Work order ->
Your job is to retype the records exactly while dropping every picture.

(Dataset extract begins)

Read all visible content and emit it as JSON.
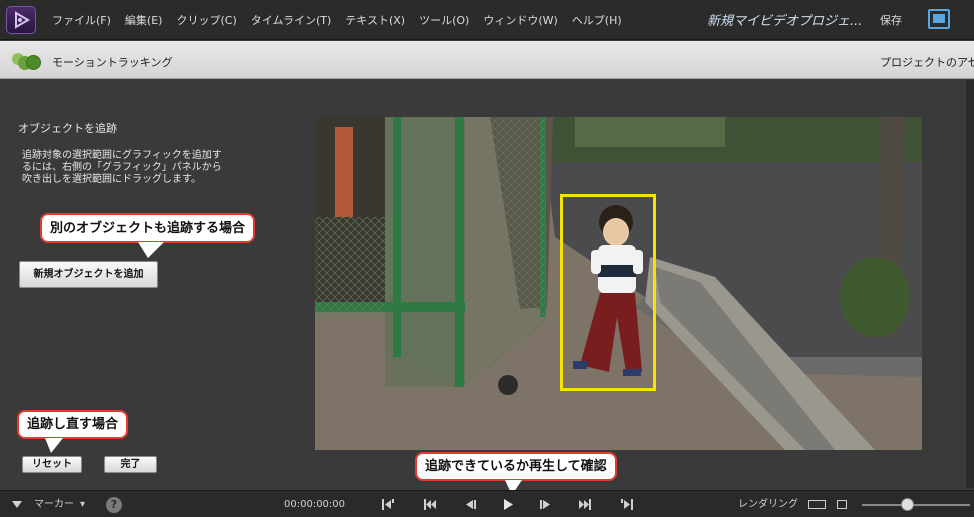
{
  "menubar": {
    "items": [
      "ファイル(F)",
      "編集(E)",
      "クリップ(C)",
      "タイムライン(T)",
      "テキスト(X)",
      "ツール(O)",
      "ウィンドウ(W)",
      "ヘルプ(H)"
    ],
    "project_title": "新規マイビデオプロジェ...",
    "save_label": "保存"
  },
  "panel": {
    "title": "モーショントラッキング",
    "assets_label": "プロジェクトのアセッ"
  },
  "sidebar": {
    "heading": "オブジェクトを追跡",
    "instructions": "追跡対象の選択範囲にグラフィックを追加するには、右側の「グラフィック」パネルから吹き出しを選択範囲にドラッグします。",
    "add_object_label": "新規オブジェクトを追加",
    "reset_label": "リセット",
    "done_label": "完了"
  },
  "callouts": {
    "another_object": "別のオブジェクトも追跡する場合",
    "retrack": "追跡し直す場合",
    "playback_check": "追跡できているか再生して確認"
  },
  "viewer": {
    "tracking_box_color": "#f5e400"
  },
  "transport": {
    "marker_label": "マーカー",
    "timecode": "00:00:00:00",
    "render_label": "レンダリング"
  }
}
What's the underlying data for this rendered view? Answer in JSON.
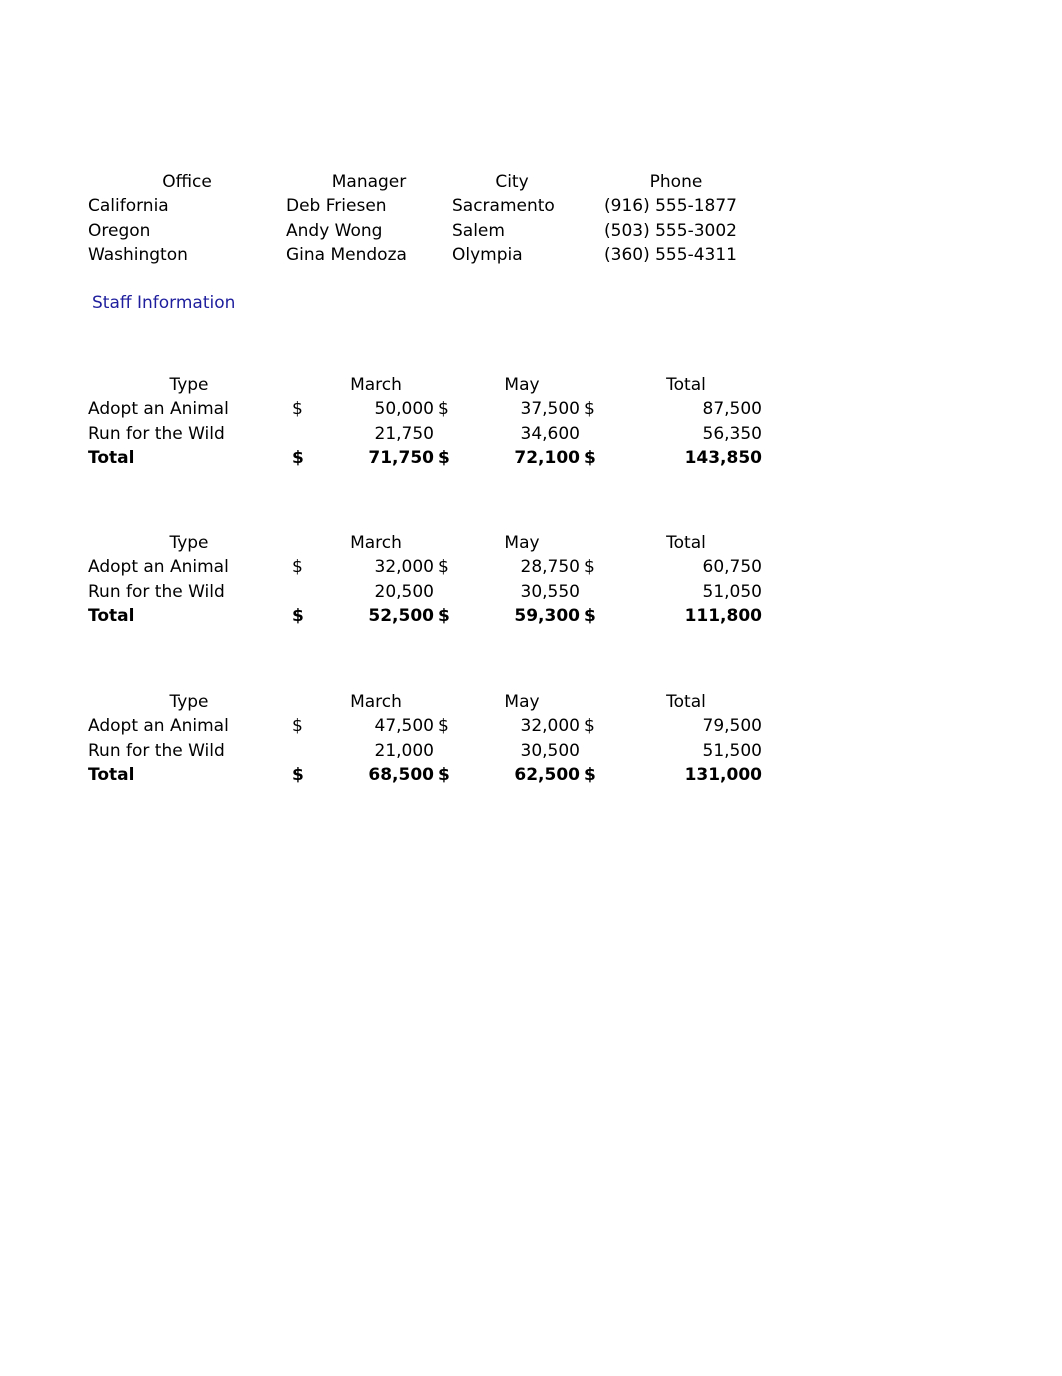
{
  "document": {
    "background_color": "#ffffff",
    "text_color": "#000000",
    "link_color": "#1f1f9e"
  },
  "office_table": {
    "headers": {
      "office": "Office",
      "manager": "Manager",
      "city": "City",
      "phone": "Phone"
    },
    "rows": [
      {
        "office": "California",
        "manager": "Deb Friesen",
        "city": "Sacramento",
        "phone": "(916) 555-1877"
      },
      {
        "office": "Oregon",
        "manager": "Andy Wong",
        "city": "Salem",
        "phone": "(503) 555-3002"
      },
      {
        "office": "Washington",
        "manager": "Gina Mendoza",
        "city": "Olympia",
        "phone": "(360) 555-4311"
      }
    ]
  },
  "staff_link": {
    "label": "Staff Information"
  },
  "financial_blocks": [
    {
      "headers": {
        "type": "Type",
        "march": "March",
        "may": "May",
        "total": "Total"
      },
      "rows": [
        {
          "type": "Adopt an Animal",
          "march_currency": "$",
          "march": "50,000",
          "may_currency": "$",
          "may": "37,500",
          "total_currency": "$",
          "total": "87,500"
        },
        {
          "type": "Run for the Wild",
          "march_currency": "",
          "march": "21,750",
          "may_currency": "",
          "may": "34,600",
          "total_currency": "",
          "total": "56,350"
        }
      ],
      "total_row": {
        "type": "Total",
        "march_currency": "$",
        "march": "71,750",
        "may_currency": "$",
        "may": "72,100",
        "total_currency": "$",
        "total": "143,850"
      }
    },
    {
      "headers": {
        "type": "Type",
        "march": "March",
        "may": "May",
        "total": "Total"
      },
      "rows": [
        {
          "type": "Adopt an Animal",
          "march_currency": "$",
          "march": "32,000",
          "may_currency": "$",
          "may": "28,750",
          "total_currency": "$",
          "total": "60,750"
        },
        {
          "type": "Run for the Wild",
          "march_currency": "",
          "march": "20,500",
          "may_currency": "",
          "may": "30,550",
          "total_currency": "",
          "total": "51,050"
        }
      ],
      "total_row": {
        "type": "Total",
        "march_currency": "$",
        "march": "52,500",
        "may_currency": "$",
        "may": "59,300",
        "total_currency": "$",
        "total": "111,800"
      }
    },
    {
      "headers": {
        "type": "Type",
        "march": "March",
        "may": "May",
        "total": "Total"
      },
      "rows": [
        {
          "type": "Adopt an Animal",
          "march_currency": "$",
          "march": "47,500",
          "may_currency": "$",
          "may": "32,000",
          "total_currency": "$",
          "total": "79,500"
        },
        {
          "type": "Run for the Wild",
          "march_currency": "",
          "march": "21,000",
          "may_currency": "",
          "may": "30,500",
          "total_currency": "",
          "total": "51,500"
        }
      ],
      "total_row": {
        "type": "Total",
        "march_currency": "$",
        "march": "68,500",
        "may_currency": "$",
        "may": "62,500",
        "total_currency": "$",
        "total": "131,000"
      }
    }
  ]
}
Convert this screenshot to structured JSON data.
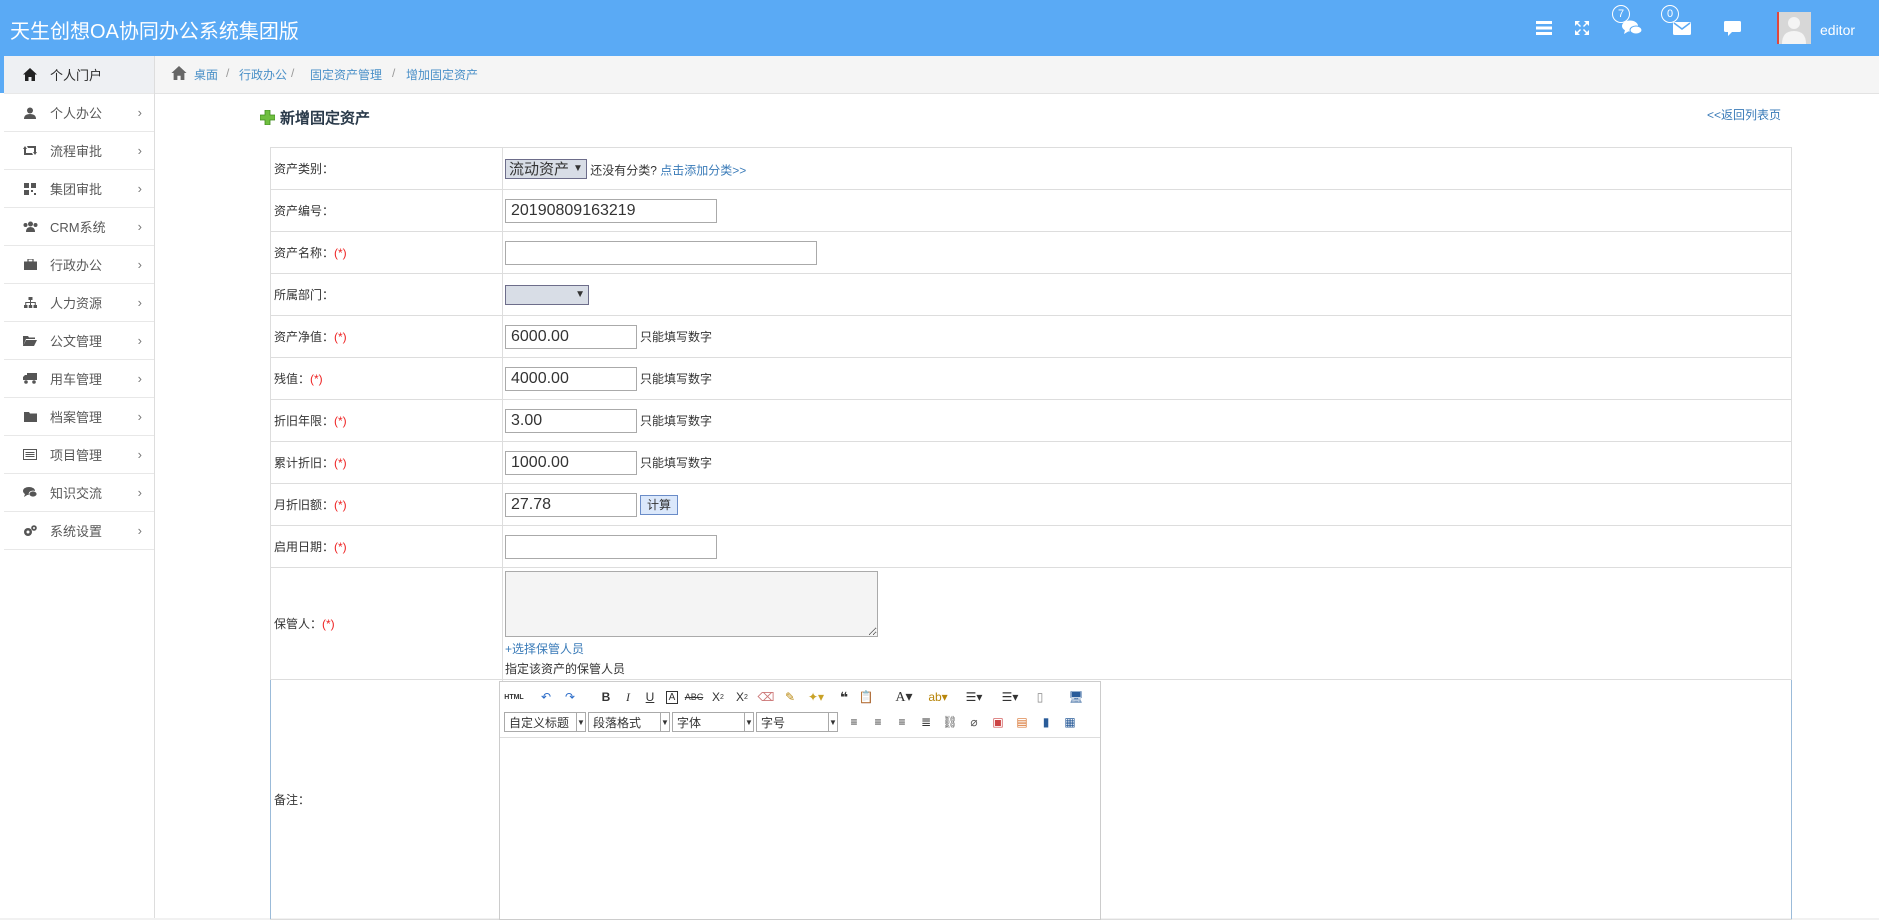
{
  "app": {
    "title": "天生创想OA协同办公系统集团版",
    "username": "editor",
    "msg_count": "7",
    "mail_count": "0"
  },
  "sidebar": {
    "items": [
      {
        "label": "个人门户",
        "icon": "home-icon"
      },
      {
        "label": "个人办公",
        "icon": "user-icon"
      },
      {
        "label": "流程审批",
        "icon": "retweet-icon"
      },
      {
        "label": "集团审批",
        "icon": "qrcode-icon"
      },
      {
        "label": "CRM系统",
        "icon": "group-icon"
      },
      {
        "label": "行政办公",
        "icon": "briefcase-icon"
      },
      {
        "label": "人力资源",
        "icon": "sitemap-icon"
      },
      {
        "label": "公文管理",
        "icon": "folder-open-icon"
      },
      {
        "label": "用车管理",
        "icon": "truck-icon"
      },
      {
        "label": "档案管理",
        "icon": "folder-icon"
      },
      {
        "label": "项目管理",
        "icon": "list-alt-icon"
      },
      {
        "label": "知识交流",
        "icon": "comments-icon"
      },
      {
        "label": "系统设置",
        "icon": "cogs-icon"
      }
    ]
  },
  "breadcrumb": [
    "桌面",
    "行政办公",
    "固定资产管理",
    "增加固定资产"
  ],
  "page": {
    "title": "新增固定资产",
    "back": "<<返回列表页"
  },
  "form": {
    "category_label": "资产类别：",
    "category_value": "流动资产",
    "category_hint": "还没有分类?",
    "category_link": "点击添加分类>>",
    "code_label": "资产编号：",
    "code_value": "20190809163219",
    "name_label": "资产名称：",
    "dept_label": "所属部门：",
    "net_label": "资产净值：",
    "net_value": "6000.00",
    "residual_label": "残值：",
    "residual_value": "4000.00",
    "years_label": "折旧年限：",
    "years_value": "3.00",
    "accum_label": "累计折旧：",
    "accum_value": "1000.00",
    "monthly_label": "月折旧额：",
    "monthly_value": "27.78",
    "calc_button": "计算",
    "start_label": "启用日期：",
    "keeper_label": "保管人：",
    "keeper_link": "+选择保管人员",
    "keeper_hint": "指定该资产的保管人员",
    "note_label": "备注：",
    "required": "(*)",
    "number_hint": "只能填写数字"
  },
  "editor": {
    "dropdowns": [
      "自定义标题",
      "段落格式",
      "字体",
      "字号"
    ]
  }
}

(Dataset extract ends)

Response below ->
Read all visible content and emit it as JSON.
{
  "menubar": {
    "items": [
      "ファイル(F)",
      "編集(E)",
      "クリップ(C)",
      "タイムライン(T)",
      "テキスト(X)",
      "ツール(O)",
      "ウィンドウ(W)",
      "ヘルプ(H)"
    ],
    "project_title": "新規マイビデオプロジェ...",
    "save_label": "保存"
  },
  "panel": {
    "title": "モーショントラッキング",
    "assets_label": "プロジェクトのアセッ"
  },
  "sidebar": {
    "heading": "オブジェクトを追跡",
    "instructions": "追跡対象の選択範囲にグラフィックを追加するには、右側の「グラフィック」パネルから吹き出しを選択範囲にドラッグします。",
    "add_object_label": "新規オブジェクトを追加",
    "reset_label": "リセット",
    "done_label": "完了"
  },
  "callouts": {
    "another_object": "別のオブジェクトも追跡する場合",
    "retrack": "追跡し直す場合",
    "playback_check": "追跡できているか再生して確認"
  },
  "viewer": {
    "tracking_box_color": "#f5e400"
  },
  "transport": {
    "marker_label": "マーカー",
    "timecode": "00:00:00:00",
    "render_label": "レンダリング"
  }
}
What's the underlying data for this rendered view? Answer in JSON.
{
  "document": {
    "background_color": "#ffffff",
    "text_color": "#000000",
    "link_color": "#1f1f9e"
  },
  "office_table": {
    "headers": {
      "office": "Office",
      "manager": "Manager",
      "city": "City",
      "phone": "Phone"
    },
    "rows": [
      {
        "office": "California",
        "manager": "Deb Friesen",
        "city": "Sacramento",
        "phone": "(916) 555-1877"
      },
      {
        "office": "Oregon",
        "manager": "Andy Wong",
        "city": "Salem",
        "phone": "(503) 555-3002"
      },
      {
        "office": "Washington",
        "manager": "Gina Mendoza",
        "city": "Olympia",
        "phone": "(360) 555-4311"
      }
    ]
  },
  "staff_link": {
    "label": "Staff Information"
  },
  "financial_blocks": [
    {
      "headers": {
        "type": "Type",
        "march": "March",
        "may": "May",
        "total": "Total"
      },
      "rows": [
        {
          "type": "Adopt an Animal",
          "march_currency": "$",
          "march": "50,000",
          "may_currency": "$",
          "may": "37,500",
          "total_currency": "$",
          "total": "87,500"
        },
        {
          "type": "Run for the Wild",
          "march_currency": "",
          "march": "21,750",
          "may_currency": "",
          "may": "34,600",
          "total_currency": "",
          "total": "56,350"
        }
      ],
      "total_row": {
        "type": "Total",
        "march_currency": "$",
        "march": "71,750",
        "may_currency": "$",
        "may": "72,100",
        "total_currency": "$",
        "total": "143,850"
      }
    },
    {
      "headers": {
        "type": "Type",
        "march": "March",
        "may": "May",
        "total": "Total"
      },
      "rows": [
        {
          "type": "Adopt an Animal",
          "march_currency": "$",
          "march": "32,000",
          "may_currency": "$",
          "may": "28,750",
          "total_currency": "$",
          "total": "60,750"
        },
        {
          "type": "Run for the Wild",
          "march_currency": "",
          "march": "20,500",
          "may_currency": "",
          "may": "30,550",
          "total_currency": "",
          "total": "51,050"
        }
      ],
      "total_row": {
        "type": "Total",
        "march_currency": "$",
        "march": "52,500",
        "may_currency": "$",
        "may": "59,300",
        "total_currency": "$",
        "total": "111,800"
      }
    },
    {
      "headers": {
        "type": "Type",
        "march": "March",
        "may": "May",
        "total": "Total"
      },
      "rows": [
        {
          "type": "Adopt an Animal",
          "march_currency": "$",
          "march": "47,500",
          "may_currency": "$",
          "may": "32,000",
          "total_currency": "$",
          "total": "79,500"
        },
        {
          "type": "Run for the Wild",
          "march_currency": "",
          "march": "21,000",
          "may_currency": "",
          "may": "30,500",
          "total_currency": "",
          "total": "51,500"
        }
      ],
      "total_row": {
        "type": "Total",
        "march_currency": "$",
        "march": "68,500",
        "may_currency": "$",
        "may": "62,500",
        "total_currency": "$",
        "total": "131,000"
      }
    }
  ]
}
Convert this screenshot to structured JSON data.
{
  "app": {
    "title": "天生创想OA协同办公系统集团版",
    "username": "editor",
    "msg_count": "7",
    "mail_count": "0"
  },
  "sidebar": {
    "items": [
      {
        "label": "个人门户",
        "icon": "home-icon"
      },
      {
        "label": "个人办公",
        "icon": "user-icon"
      },
      {
        "label": "流程审批",
        "icon": "retweet-icon"
      },
      {
        "label": "集团审批",
        "icon": "qrcode-icon"
      },
      {
        "label": "CRM系统",
        "icon": "group-icon"
      },
      {
        "label": "行政办公",
        "icon": "briefcase-icon"
      },
      {
        "label": "人力资源",
        "icon": "sitemap-icon"
      },
      {
        "label": "公文管理",
        "icon": "folder-open-icon"
      },
      {
        "label": "用车管理",
        "icon": "truck-icon"
      },
      {
        "label": "档案管理",
        "icon": "folder-icon"
      },
      {
        "label": "项目管理",
        "icon": "list-alt-icon"
      },
      {
        "label": "知识交流",
        "icon": "comments-icon"
      },
      {
        "label": "系统设置",
        "icon": "cogs-icon"
      }
    ]
  },
  "breadcrumb": [
    "桌面",
    "行政办公",
    "固定资产管理",
    "增加固定资产"
  ],
  "page": {
    "title": "新增固定资产",
    "back": "<<返回列表页"
  },
  "form": {
    "category_label": "资产类别：",
    "category_value": "流动资产",
    "category_hint": "还没有分类?",
    "category_link": "点击添加分类>>",
    "code_label": "资产编号：",
    "code_value": "20190809163219",
    "name_label": "资产名称：",
    "dept_label": "所属部门：",
    "net_label": "资产净值：",
    "net_value": "6000.00",
    "residual_label": "残值：",
    "residual_value": "4000.00",
    "years_label": "折旧年限：",
    "years_value": "3.00",
    "accum_label": "累计折旧：",
    "accum_value": "1000.00",
    "monthly_label": "月折旧额：",
    "monthly_value": "27.78",
    "calc_button": "计算",
    "start_label": "启用日期：",
    "keeper_label": "保管人：",
    "keeper_link": "+选择保管人员",
    "keeper_hint": "指定该资产的保管人员",
    "note_label": "备注：",
    "required": "(*)",
    "number_hint": "只能填写数字"
  },
  "editor": {
    "dropdowns": [
      "自定义标题",
      "段落格式",
      "字体",
      "字号"
    ]
  }
}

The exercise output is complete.